-- Exercise requirements --
Word for word, copy each record that comes after this.

-- Data listing --

┏━━

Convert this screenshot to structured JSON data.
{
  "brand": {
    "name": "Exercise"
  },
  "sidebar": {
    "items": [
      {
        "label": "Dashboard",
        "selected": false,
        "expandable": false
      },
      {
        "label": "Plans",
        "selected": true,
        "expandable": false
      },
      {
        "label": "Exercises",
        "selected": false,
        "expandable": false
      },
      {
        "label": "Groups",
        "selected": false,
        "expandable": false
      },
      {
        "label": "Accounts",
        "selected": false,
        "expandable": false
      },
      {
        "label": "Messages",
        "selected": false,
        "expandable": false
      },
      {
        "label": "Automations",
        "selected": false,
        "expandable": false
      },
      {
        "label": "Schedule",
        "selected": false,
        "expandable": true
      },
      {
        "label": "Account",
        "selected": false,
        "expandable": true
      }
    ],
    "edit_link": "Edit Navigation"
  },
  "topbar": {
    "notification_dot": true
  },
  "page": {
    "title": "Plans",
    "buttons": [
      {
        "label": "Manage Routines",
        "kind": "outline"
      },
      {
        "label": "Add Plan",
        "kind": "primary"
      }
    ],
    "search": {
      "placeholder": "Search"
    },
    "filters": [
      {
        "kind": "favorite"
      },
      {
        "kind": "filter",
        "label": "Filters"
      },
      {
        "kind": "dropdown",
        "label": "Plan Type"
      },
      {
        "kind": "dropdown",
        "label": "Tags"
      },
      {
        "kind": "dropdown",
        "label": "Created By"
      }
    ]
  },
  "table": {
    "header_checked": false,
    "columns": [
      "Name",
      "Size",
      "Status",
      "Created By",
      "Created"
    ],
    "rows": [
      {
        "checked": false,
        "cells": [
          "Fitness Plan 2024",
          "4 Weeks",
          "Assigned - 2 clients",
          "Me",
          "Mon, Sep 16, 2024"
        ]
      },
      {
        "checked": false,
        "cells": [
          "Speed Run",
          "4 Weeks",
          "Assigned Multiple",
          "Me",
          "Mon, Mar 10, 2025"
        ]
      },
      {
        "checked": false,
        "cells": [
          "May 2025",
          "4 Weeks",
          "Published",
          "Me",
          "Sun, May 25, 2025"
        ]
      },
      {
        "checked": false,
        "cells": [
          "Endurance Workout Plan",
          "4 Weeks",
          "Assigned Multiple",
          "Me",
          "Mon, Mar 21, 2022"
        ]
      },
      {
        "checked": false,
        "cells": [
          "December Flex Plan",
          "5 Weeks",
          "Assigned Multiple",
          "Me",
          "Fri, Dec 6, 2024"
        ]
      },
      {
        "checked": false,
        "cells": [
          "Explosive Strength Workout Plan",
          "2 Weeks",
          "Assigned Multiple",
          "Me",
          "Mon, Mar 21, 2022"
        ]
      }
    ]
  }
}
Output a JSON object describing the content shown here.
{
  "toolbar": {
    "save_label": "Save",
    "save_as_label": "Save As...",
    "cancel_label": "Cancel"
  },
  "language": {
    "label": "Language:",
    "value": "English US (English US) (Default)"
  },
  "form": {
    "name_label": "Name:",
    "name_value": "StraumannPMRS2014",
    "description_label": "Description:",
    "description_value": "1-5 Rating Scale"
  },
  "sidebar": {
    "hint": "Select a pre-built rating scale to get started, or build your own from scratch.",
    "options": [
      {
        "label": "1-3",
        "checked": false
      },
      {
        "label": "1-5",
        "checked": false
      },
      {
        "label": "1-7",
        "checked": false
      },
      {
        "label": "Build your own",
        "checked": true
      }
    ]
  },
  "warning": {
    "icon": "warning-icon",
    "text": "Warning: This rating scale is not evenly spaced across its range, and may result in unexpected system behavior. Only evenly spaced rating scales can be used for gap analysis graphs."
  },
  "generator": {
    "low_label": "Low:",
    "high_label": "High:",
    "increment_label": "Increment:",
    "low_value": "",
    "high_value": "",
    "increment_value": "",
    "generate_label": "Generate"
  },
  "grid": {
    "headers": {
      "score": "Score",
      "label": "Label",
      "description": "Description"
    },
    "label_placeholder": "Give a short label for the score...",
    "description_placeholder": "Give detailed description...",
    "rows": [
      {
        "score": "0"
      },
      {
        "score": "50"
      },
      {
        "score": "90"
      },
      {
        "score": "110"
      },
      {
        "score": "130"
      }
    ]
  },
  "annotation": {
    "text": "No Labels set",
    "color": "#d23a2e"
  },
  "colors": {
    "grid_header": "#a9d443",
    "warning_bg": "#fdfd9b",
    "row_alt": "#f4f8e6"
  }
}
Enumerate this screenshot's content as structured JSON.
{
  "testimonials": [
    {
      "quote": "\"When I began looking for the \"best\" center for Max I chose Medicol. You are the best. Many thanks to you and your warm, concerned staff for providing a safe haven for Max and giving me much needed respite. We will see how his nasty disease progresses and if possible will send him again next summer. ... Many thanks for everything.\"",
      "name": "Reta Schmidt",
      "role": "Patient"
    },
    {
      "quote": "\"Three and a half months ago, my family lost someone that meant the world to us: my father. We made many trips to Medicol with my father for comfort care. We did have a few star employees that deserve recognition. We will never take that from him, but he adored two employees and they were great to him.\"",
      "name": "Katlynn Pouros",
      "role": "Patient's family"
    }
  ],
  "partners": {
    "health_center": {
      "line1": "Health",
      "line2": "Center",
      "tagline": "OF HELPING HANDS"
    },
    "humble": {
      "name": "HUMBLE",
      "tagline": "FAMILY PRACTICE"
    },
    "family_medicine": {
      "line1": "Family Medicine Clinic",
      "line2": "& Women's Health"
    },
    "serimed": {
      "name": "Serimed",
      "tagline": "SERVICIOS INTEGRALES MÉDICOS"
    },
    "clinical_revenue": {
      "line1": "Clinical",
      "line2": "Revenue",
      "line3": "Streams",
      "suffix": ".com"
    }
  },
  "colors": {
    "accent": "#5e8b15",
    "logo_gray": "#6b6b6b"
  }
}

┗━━

-- Final answer --
Convert this screenshot to structured JSON data.
{
  "brand": {
    "name": "Exercise"
  },
  "sidebar": {
    "items": [
      {
        "label": "Dashboard",
        "selected": false,
        "expandable": false
      },
      {
        "label": "Plans",
        "selected": true,
        "expandable": false
      },
      {
        "label": "Exercises",
        "selected": false,
        "expandable": false
      },
      {
        "label": "Groups",
        "selected": false,
        "expandable": false
      },
      {
        "label": "Accounts",
        "selected": false,
        "expandable": false
      },
      {
        "label": "Messages",
        "selected": false,
        "expandable": false
      },
      {
        "label": "Automations",
        "selected": false,
        "expandable": false
      },
      {
        "label": "Schedule",
        "selected": false,
        "expandable": true
      },
      {
        "label": "Account",
        "selected": false,
        "expandable": true
      }
    ],
    "edit_link": "Edit Navigation"
  },
  "topbar": {
    "notification_dot": true
  },
  "page": {
    "title": "Plans",
    "buttons": [
      {
        "label": "Manage Routines",
        "kind": "outline"
      },
      {
        "label": "Add Plan",
        "kind": "primary"
      }
    ],
    "search": {
      "placeholder": "Search"
    },
    "filters": [
      {
        "kind": "favorite"
      },
      {
        "kind": "filter",
        "label": "Filters"
      },
      {
        "kind": "dropdown",
        "label": "Plan Type"
      },
      {
        "kind": "dropdown",
        "label": "Tags"
      },
      {
        "kind": "dropdown",
        "label": "Created By"
      }
    ]
  },
  "table": {
    "header_checked": false,
    "columns": [
      "Name",
      "Size",
      "Status",
      "Created By",
      "Created"
    ],
    "rows": [
      {
        "checked": false,
        "cells": [
          "Fitness Plan 2024",
          "4 Weeks",
          "Assigned - 2 clients",
          "Me",
          "Mon, Sep 16, 2024"
        ]
      },
      {
        "checked": false,
        "cells": [
          "Speed Run",
          "4 Weeks",
          "Assigned Multiple",
          "Me",
          "Mon, Mar 10, 2025"
        ]
      },
      {
        "checked": false,
        "cells": [
          "May 2025",
          "4 Weeks",
          "Published",
          "Me",
          "Sun, May 25, 2025"
        ]
      },
      {
        "checked": false,
        "cells": [
          "Endurance Workout Plan",
          "4 Weeks",
          "Assigned Multiple",
          "Me",
          "Mon, Mar 21, 2022"
        ]
      },
      {
        "checked": false,
        "cells": [
          "December Flex Plan",
          "5 Weeks",
          "Assigned Multiple",
          "Me",
          "Fri, Dec 6, 2024"
        ]
      },
      {
        "checked": false,
        "cells": [
          "Explosive Strength Workout Plan",
          "2 Weeks",
          "Assigned Multiple",
          "Me",
          "Mon, Mar 21, 2022"
        ]
      }
    ]
  }
}
Output a JSON object describing the content shown here.
{
  "toolbar": {
    "save_label": "Save",
    "save_as_label": "Save As...",
    "cancel_label": "Cancel"
  },
  "language": {
    "label": "Language:",
    "value": "English US (English US) (Default)"
  },
  "form": {
    "name_label": "Name:",
    "name_value": "StraumannPMRS2014",
    "description_label": "Description:",
    "description_value": "1-5 Rating Scale"
  },
  "sidebar": {
    "hint": "Select a pre-built rating scale to get started, or build your own from scratch.",
    "options": [
      {
        "label": "1-3",
        "checked": false
      },
      {
        "label": "1-5",
        "checked": false
      },
      {
        "label": "1-7",
        "checked": false
      },
      {
        "label": "Build your own",
        "checked": true
      }
    ]
  },
  "warning": {
    "icon": "warning-icon",
    "text": "Warning: This rating scale is not evenly spaced across its range, and may result in unexpected system behavior. Only evenly spaced rating scales can be used for gap analysis graphs."
  },
  "generator": {
    "low_label": "Low:",
    "high_label": "High:",
    "increment_label": "Increment:",
    "low_value": "",
    "high_value": "",
    "increment_value": "",
    "generate_label": "Generate"
  },
  "grid": {
    "headers": {
      "score": "Score",
      "label": "Label",
      "description": "Description"
    },
    "label_placeholder": "Give a short label for the score...",
    "description_placeholder": "Give detailed description...",
    "rows": [
      {
        "score": "0"
      },
      {
        "score": "50"
      },
      {
        "score": "90"
      },
      {
        "score": "110"
      },
      {
        "score": "130"
      }
    ]
  },
  "annotation": {
    "text": "No Labels set",
    "color": "#d23a2e"
  },
  "colors": {
    "grid_header": "#a9d443",
    "warning_bg": "#fdfd9b",
    "row_alt": "#f4f8e6"
  }
}
Enumerate this screenshot's content as structured JSON.
{
  "testimonials": [
    {
      "quote": "\"When I began looking for the \"best\" center for Max I chose Medicol. You are the best. Many thanks to you and your warm, concerned staff for providing a safe haven for Max and giving me much needed respite. We will see how his nasty disease progresses and if possible will send him again next summer. ... Many thanks for everything.\"",
      "name": "Reta Schmidt",
      "role": "Patient"
    },
    {
      "quote": "\"Three and a half months ago, my family lost someone that meant the world to us: my father. We made many trips to Medicol with my father for comfort care. We did have a few star employees that deserve recognition. We will never take that from him, but he adored two employees and they were great to him.\"",
      "name": "Katlynn Pouros",
      "role": "Patient's family"
    }
  ],
  "partners": {
    "health_center": {
      "line1": "Health",
      "line2": "Center",
      "tagline": "OF HELPING HANDS"
    },
    "humble": {
      "name": "HUMBLE",
      "tagline": "FAMILY PRACTICE"
    },
    "family_medicine": {
      "line1": "Family Medicine Clinic",
      "line2": "& Women's Health"
    },
    "serimed": {
      "name": "Serimed",
      "tagline": "SERVICIOS INTEGRALES MÉDICOS"
    },
    "clinical_revenue": {
      "line1": "Clinical",
      "line2": "Revenue",
      "line3": "Streams",
      "suffix": ".com"
    }
  },
  "colors": {
    "accent": "#5e8b15",
    "logo_gray": "#6b6b6b"
  }
}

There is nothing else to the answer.